Although Bob Law is considered to be one of the founding fathers of British minimalism, he had no formal training other than brief sojourns as a carpenter and an architectural designer.
His interest in watercolour painting took him to St Ives where he met Bernard Leach, Peter Lanyon and Roger Hilton. The Cornish landscape inspired his first minimalist works; simple marks on paper describing the outline and shape of the surrounding fields.
In the late 60s Law moved to the black paintings that were exhibited in 1974 at the Oxford Museum of Modern Art and subsequently the Whitechapel Art Gallery (both exhibitions under the directorship of Sir Nicholas Serota).
Law's oeuvre and reputation evolved, throughout the 1980s and he turned to making sculpture which harked back to his early experiments with carpentry.
There is now a strong revival of interest and growing demand for his work from both museums and collections worldwide. His work is included in many public museum throughout the world, including that of the Tate, British Museum and The Guggenheim Museum, New York.

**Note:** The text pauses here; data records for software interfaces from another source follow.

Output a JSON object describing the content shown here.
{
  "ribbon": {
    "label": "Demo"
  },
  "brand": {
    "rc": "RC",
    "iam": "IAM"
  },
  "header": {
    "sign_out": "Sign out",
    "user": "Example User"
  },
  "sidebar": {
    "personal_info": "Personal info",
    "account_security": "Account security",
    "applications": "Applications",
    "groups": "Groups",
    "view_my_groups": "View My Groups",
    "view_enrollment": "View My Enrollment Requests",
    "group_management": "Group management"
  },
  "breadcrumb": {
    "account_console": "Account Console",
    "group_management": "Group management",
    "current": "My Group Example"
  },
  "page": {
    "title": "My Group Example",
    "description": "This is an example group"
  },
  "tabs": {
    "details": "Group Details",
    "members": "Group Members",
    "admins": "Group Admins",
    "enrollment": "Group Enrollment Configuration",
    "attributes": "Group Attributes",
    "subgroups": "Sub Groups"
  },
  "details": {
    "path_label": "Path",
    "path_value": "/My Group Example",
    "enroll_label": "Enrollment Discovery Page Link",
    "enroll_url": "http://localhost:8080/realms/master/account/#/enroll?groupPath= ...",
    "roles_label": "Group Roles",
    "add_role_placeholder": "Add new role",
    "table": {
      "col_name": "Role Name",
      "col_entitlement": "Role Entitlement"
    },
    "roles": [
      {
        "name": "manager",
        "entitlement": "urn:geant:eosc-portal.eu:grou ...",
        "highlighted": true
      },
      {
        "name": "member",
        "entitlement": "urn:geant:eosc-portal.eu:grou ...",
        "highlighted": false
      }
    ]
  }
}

The estate of Bob Law is represented by Richard Saltoun Gallery.
Visit the online page that TATE dedicates to the artist.